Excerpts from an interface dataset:
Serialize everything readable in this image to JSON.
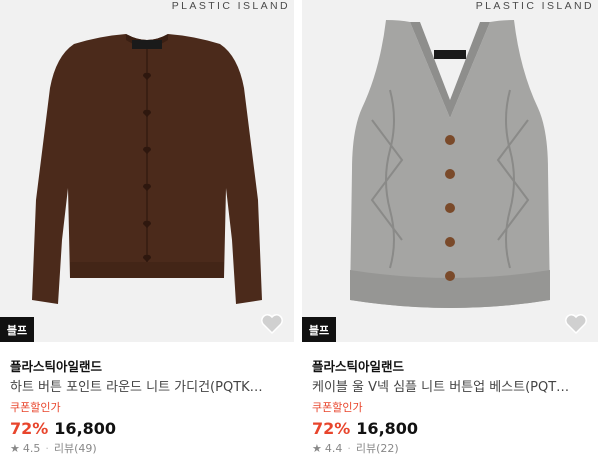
{
  "products": [
    {
      "watermark": "PLASTIC ISLAND",
      "badge": "블프",
      "brand": "플라스틱아일랜드",
      "title": "하트 버튼 포인트 라운드 니트 가디건(PQTK…",
      "coupon": "쿠폰할인가",
      "discount": "72%",
      "price": "16,800",
      "rating": "4.5",
      "reviews": "리뷰(49)",
      "colors": {
        "garment": "#4b2a1b",
        "accent": "#e8452c"
      },
      "icons": [
        "cardigan-image",
        "heart-icon",
        "star-icon"
      ]
    },
    {
      "watermark": "PLASTIC ISLAND",
      "badge": "블프",
      "brand": "플라스틱아일랜드",
      "title": "케이블 울 V넥 심플 니트 버튼업 베스트(PQT…",
      "coupon": "쿠폰할인가",
      "discount": "72%",
      "price": "16,800",
      "rating": "4.4",
      "reviews": "리뷰(22)",
      "colors": {
        "garment": "#a5a5a3",
        "accent": "#e8452c"
      },
      "icons": [
        "vest-image",
        "heart-icon",
        "star-icon"
      ]
    }
  ]
}
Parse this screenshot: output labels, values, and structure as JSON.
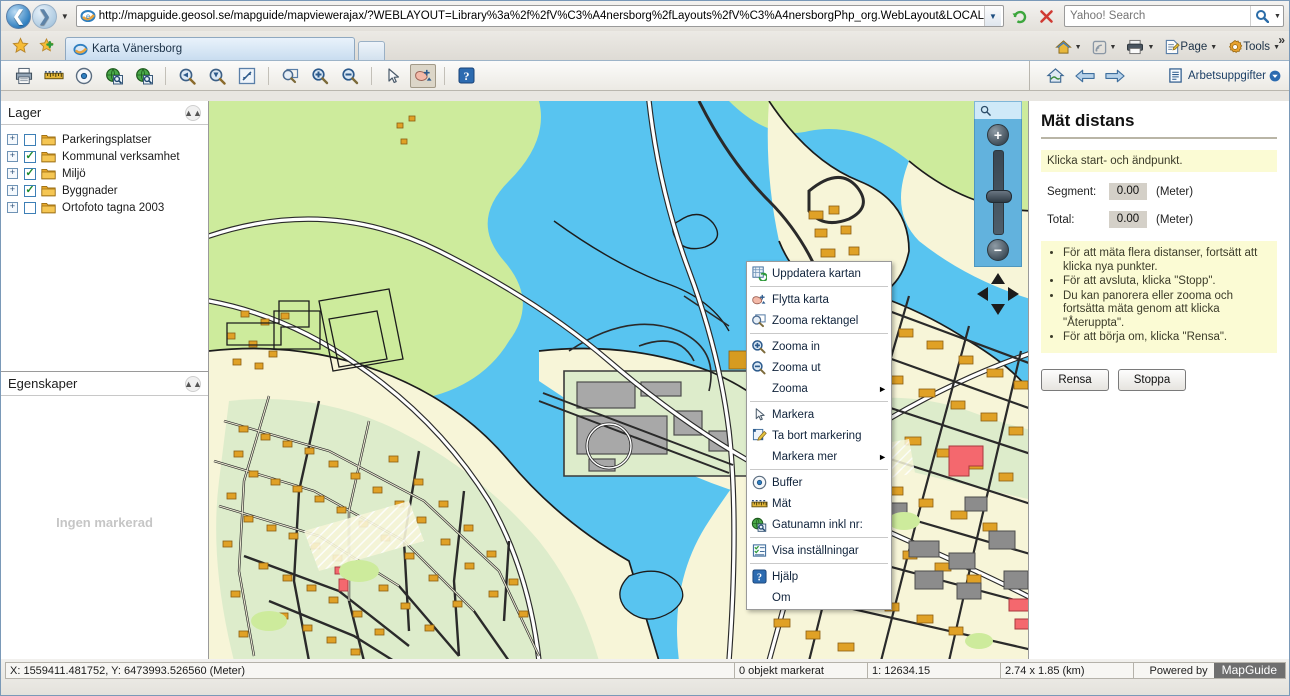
{
  "browser": {
    "url": "http://mapguide.geosol.se/mapguide/mapviewerajax/?WEBLAYOUT=Library%3a%2f%2fV%C3%A4nersborg%2fLayouts%2fV%C3%A4nersborgPhp_org.WebLayout&LOCALE=",
    "search_placeholder": "Yahoo! Search",
    "search_value": "",
    "tab_title": "Karta Vänersborg",
    "commands": [
      {
        "label": "Page",
        "icon": "page-icon"
      },
      {
        "label": "Tools",
        "icon": "gear-icon"
      }
    ],
    "icons": {
      "back": "back-arrow-icon",
      "forward": "forward-arrow-icon",
      "history": "history-dropdown-icon",
      "refresh": "refresh-icon",
      "stop": "stop-icon",
      "search_go": "search-icon",
      "favorites": "favorites-star-icon",
      "add_favorite": "add-favorite-icon",
      "home": "home-icon",
      "feeds": "feeds-icon",
      "print": "print-icon",
      "overflow": "overflow-chevrons-icon"
    }
  },
  "app_toolbar": {
    "tools": [
      {
        "name": "print-tool",
        "icon": "printer-icon",
        "active": false
      },
      {
        "name": "measure-tool",
        "icon": "ruler-icon",
        "active": false
      },
      {
        "name": "buffer-tool",
        "icon": "buffer-circle-icon",
        "active": false
      },
      {
        "name": "street-search-tool",
        "icon": "globe-search-icon",
        "active": false
      },
      {
        "name": "address-search-tool",
        "icon": "globe-search2-icon",
        "active": false
      },
      {
        "name": "zoom-previous-tool",
        "icon": "zoom-prev-icon",
        "active": false
      },
      {
        "name": "zoom-next-tool",
        "icon": "zoom-next-icon",
        "active": false
      },
      {
        "name": "zoom-extent-tool",
        "icon": "zoom-extent-icon",
        "active": false
      },
      {
        "name": "zoom-rectangle-tool",
        "icon": "zoom-rectangle-icon",
        "active": false
      },
      {
        "name": "zoom-in-tool",
        "icon": "zoom-in-icon",
        "active": false
      },
      {
        "name": "zoom-out-tool",
        "icon": "zoom-out-icon",
        "active": false
      },
      {
        "name": "select-tool",
        "icon": "arrow-select-icon",
        "active": false
      },
      {
        "name": "pan-tool",
        "icon": "pan-hand-icon",
        "active": true
      },
      {
        "name": "help-tool",
        "icon": "help-question-icon",
        "active": false
      }
    ],
    "right": {
      "home_icon": "home-map-icon",
      "prev_icon": "left-arrow-icon",
      "next_icon": "right-arrow-icon",
      "tasks_label": "Arbetsuppgifter",
      "tasks_icon": "tasks-list-icon",
      "tasks_caret": "chevron-down-icon"
    }
  },
  "legend": {
    "title": "Lager",
    "collapse_icon": "collapse-chevrons-icon",
    "layers": [
      {
        "label": "Parkeringsplatser",
        "checked": false
      },
      {
        "label": "Kommunal verksamhet",
        "checked": true
      },
      {
        "label": "Miljö",
        "checked": true
      },
      {
        "label": "Byggnader",
        "checked": true
      },
      {
        "label": "Ortofoto tagna 2003",
        "checked": false
      }
    ]
  },
  "properties": {
    "title": "Egenskaper",
    "collapse_icon": "collapse-chevrons-icon",
    "empty_text": "Ingen markerad"
  },
  "context_menu": {
    "items": [
      {
        "label": "Uppdatera kartan",
        "icon": "refresh-map-icon",
        "submenu": false,
        "sep_after": true
      },
      {
        "label": "Flytta karta",
        "icon": "pan-hand-icon",
        "submenu": false,
        "sep_after": false
      },
      {
        "label": "Zooma rektangel",
        "icon": "zoom-rectangle-icon",
        "submenu": false,
        "sep_after": true
      },
      {
        "label": "Zooma in",
        "icon": "zoom-in-icon",
        "submenu": false,
        "sep_after": false
      },
      {
        "label": "Zooma ut",
        "icon": "zoom-out-icon",
        "submenu": false,
        "sep_after": false
      },
      {
        "label": "Zooma",
        "icon": "",
        "submenu": true,
        "sep_after": true
      },
      {
        "label": "Markera",
        "icon": "arrow-select-icon",
        "submenu": false,
        "sep_after": false
      },
      {
        "label": "Ta bort markering",
        "icon": "clear-selection-icon",
        "submenu": false,
        "sep_after": false
      },
      {
        "label": "Markera mer",
        "icon": "",
        "submenu": true,
        "sep_after": true
      },
      {
        "label": "Buffer",
        "icon": "buffer-circle-icon",
        "submenu": false,
        "sep_after": false
      },
      {
        "label": "Mät",
        "icon": "ruler-icon",
        "submenu": false,
        "sep_after": false
      },
      {
        "label": "Gatunamn inkl nr:",
        "icon": "globe-search-icon",
        "submenu": false,
        "sep_after": true
      },
      {
        "label": "Visa inställningar",
        "icon": "settings-list-icon",
        "submenu": false,
        "sep_after": true
      },
      {
        "label": "Hjälp",
        "icon": "help-question-icon",
        "submenu": false,
        "sep_after": false
      },
      {
        "label": "Om",
        "icon": "",
        "submenu": false,
        "sep_after": false
      }
    ],
    "submenu_arrow": "right-triangle-icon"
  },
  "map_controls": {
    "search_icon": "magnifier-icon",
    "zoom_in_icon": "plus-icon",
    "zoom_out_icon": "minus-icon",
    "slider_name": "zoom-slider",
    "pan_pad_name": "pan-directional-pad"
  },
  "task_pane": {
    "title": "Mät distans",
    "hint": "Klicka start- och ändpunkt.",
    "fields": [
      {
        "label": "Segment:",
        "value": "0.00",
        "unit": "(Meter)"
      },
      {
        "label": "Total:",
        "value": "0.00",
        "unit": "(Meter)"
      }
    ],
    "tips": [
      "För att mäta flera distanser, fortsätt att klicka nya punkter.",
      "För att avsluta, klicka \"Stopp\".",
      "Du kan panorera eller zooma och fortsätta mäta genom att klicka \"Återuppta\".",
      "För att börja om, klicka \"Rensa\"."
    ],
    "buttons": [
      {
        "label": "Rensa",
        "name": "clear-button"
      },
      {
        "label": "Stoppa",
        "name": "stop-button"
      }
    ]
  },
  "status_bar": {
    "coordinates": "X: 1559411.481752, Y: 6473993.526560 (Meter)",
    "selection": "0 objekt markerat",
    "scale": "1: 12634.15",
    "extent": "2.74 x 1.85 (km)",
    "powered_by": "Powered by",
    "brand": "MapGuide"
  },
  "colors": {
    "water": "#58c4f0",
    "forest": "#cdeb9c",
    "land": "#f7f5d8",
    "residential": "#ddeccb",
    "building_orange": "#e0a126",
    "building_gray": "#8c8c8c",
    "building_red": "#f4686e",
    "road": "#ffffff",
    "hint_bg": "#fbfbd4",
    "brand_gray": "#6f6f6f"
  }
}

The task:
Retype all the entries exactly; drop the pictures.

Completed task:
Serialize everything readable in this image to JSON.
{
  "products": [
    {
      "watermark": "PLASTIC ISLAND",
      "badge": "블프",
      "brand": "플라스틱아일랜드",
      "title": "하트 버튼 포인트 라운드 니트 가디건(PQTK…",
      "coupon": "쿠폰할인가",
      "discount": "72%",
      "price": "16,800",
      "rating": "4.5",
      "reviews": "리뷰(49)",
      "colors": {
        "garment": "#4b2a1b",
        "accent": "#e8452c"
      },
      "icons": [
        "cardigan-image",
        "heart-icon",
        "star-icon"
      ]
    },
    {
      "watermark": "PLASTIC ISLAND",
      "badge": "블프",
      "brand": "플라스틱아일랜드",
      "title": "케이블 울 V넥 심플 니트 버튼업 베스트(PQT…",
      "coupon": "쿠폰할인가",
      "discount": "72%",
      "price": "16,800",
      "rating": "4.4",
      "reviews": "리뷰(22)",
      "colors": {
        "garment": "#a5a5a3",
        "accent": "#e8452c"
      },
      "icons": [
        "vest-image",
        "heart-icon",
        "star-icon"
      ]
    }
  ]
}
Parse this screenshot: output labels, values, and structure as JSON.
{
  "browser": {
    "url": "http://mapguide.geosol.se/mapguide/mapviewerajax/?WEBLAYOUT=Library%3a%2f%2fV%C3%A4nersborg%2fLayouts%2fV%C3%A4nersborgPhp_org.WebLayout&LOCALE=",
    "search_placeholder": "Yahoo! Search",
    "search_value": "",
    "tab_title": "Karta Vänersborg",
    "commands": [
      {
        "label": "Page",
        "icon": "page-icon"
      },
      {
        "label": "Tools",
        "icon": "gear-icon"
      }
    ],
    "icons": {
      "back": "back-arrow-icon",
      "forward": "forward-arrow-icon",
      "history": "history-dropdown-icon",
      "refresh": "refresh-icon",
      "stop": "stop-icon",
      "search_go": "search-icon",
      "favorites": "favorites-star-icon",
      "add_favorite": "add-favorite-icon",
      "home": "home-icon",
      "feeds": "feeds-icon",
      "print": "print-icon",
      "overflow": "overflow-chevrons-icon"
    }
  },
  "app_toolbar": {
    "tools": [
      {
        "name": "print-tool",
        "icon": "printer-icon",
        "active": false
      },
      {
        "name": "measure-tool",
        "icon": "ruler-icon",
        "active": false
      },
      {
        "name": "buffer-tool",
        "icon": "buffer-circle-icon",
        "active": false
      },
      {
        "name": "street-search-tool",
        "icon": "globe-search-icon",
        "active": false
      },
      {
        "name": "address-search-tool",
        "icon": "globe-search2-icon",
        "active": false
      },
      {
        "name": "zoom-previous-tool",
        "icon": "zoom-prev-icon",
        "active": false
      },
      {
        "name": "zoom-next-tool",
        "icon": "zoom-next-icon",
        "active": false
      },
      {
        "name": "zoom-extent-tool",
        "icon": "zoom-extent-icon",
        "active": false
      },
      {
        "name": "zoom-rectangle-tool",
        "icon": "zoom-rectangle-icon",
        "active": false
      },
      {
        "name": "zoom-in-tool",
        "icon": "zoom-in-icon",
        "active": false
      },
      {
        "name": "zoom-out-tool",
        "icon": "zoom-out-icon",
        "active": false
      },
      {
        "name": "select-tool",
        "icon": "arrow-select-icon",
        "active": false
      },
      {
        "name": "pan-tool",
        "icon": "pan-hand-icon",
        "active": true
      },
      {
        "name": "help-tool",
        "icon": "help-question-icon",
        "active": false
      }
    ],
    "right": {
      "home_icon": "home-map-icon",
      "prev_icon": "left-arrow-icon",
      "next_icon": "right-arrow-icon",
      "tasks_label": "Arbetsuppgifter",
      "tasks_icon": "tasks-list-icon",
      "tasks_caret": "chevron-down-icon"
    }
  },
  "legend": {
    "title": "Lager",
    "collapse_icon": "collapse-chevrons-icon",
    "layers": [
      {
        "label": "Parkeringsplatser",
        "checked": false
      },
      {
        "label": "Kommunal verksamhet",
        "checked": true
      },
      {
        "label": "Miljö",
        "checked": true
      },
      {
        "label": "Byggnader",
        "checked": true
      },
      {
        "label": "Ortofoto tagna 2003",
        "checked": false
      }
    ]
  },
  "properties": {
    "title": "Egenskaper",
    "collapse_icon": "collapse-chevrons-icon",
    "empty_text": "Ingen markerad"
  },
  "context_menu": {
    "items": [
      {
        "label": "Uppdatera kartan",
        "icon": "refresh-map-icon",
        "submenu": false,
        "sep_after": true
      },
      {
        "label": "Flytta karta",
        "icon": "pan-hand-icon",
        "submenu": false,
        "sep_after": false
      },
      {
        "label": "Zooma rektangel",
        "icon": "zoom-rectangle-icon",
        "submenu": false,
        "sep_after": true
      },
      {
        "label": "Zooma in",
        "icon": "zoom-in-icon",
        "submenu": false,
        "sep_after": false
      },
      {
        "label": "Zooma ut",
        "icon": "zoom-out-icon",
        "submenu": false,
        "sep_after": false
      },
      {
        "label": "Zooma",
        "icon": "",
        "submenu": true,
        "sep_after": true
      },
      {
        "label": "Markera",
        "icon": "arrow-select-icon",
        "submenu": false,
        "sep_after": false
      },
      {
        "label": "Ta bort markering",
        "icon": "clear-selection-icon",
        "submenu": false,
        "sep_after": false
      },
      {
        "label": "Markera mer",
        "icon": "",
        "submenu": true,
        "sep_after": true
      },
      {
        "label": "Buffer",
        "icon": "buffer-circle-icon",
        "submenu": false,
        "sep_after": false
      },
      {
        "label": "Mät",
        "icon": "ruler-icon",
        "submenu": false,
        "sep_after": false
      },
      {
        "label": "Gatunamn inkl nr:",
        "icon": "globe-search-icon",
        "submenu": false,
        "sep_after": true
      },
      {
        "label": "Visa inställningar",
        "icon": "settings-list-icon",
        "submenu": false,
        "sep_after": true
      },
      {
        "label": "Hjälp",
        "icon": "help-question-icon",
        "submenu": false,
        "sep_after": false
      },
      {
        "label": "Om",
        "icon": "",
        "submenu": false,
        "sep_after": false
      }
    ],
    "submenu_arrow": "right-triangle-icon"
  },
  "map_controls": {
    "search_icon": "magnifier-icon",
    "zoom_in_icon": "plus-icon",
    "zoom_out_icon": "minus-icon",
    "slider_name": "zoom-slider",
    "pan_pad_name": "pan-directional-pad"
  },
  "task_pane": {
    "title": "Mät distans",
    "hint": "Klicka start- och ändpunkt.",
    "fields": [
      {
        "label": "Segment:",
        "value": "0.00",
        "unit": "(Meter)"
      },
      {
        "label": "Total:",
        "value": "0.00",
        "unit": "(Meter)"
      }
    ],
    "tips": [
      "För att mäta flera distanser, fortsätt att klicka nya punkter.",
      "För att avsluta, klicka \"Stopp\".",
      "Du kan panorera eller zooma och fortsätta mäta genom att klicka \"Återuppta\".",
      "För att börja om, klicka \"Rensa\"."
    ],
    "buttons": [
      {
        "label": "Rensa",
        "name": "clear-button"
      },
      {
        "label": "Stoppa",
        "name": "stop-button"
      }
    ]
  },
  "status_bar": {
    "coordinates": "X: 1559411.481752, Y: 6473993.526560 (Meter)",
    "selection": "0 objekt markerat",
    "scale": "1: 12634.15",
    "extent": "2.74 x 1.85 (km)",
    "powered_by": "Powered by",
    "brand": "MapGuide"
  },
  "colors": {
    "water": "#58c4f0",
    "forest": "#cdeb9c",
    "land": "#f7f5d8",
    "residential": "#ddeccb",
    "building_orange": "#e0a126",
    "building_gray": "#8c8c8c",
    "building_red": "#f4686e",
    "road": "#ffffff",
    "hint_bg": "#fbfbd4",
    "brand_gray": "#6f6f6f"
  }
}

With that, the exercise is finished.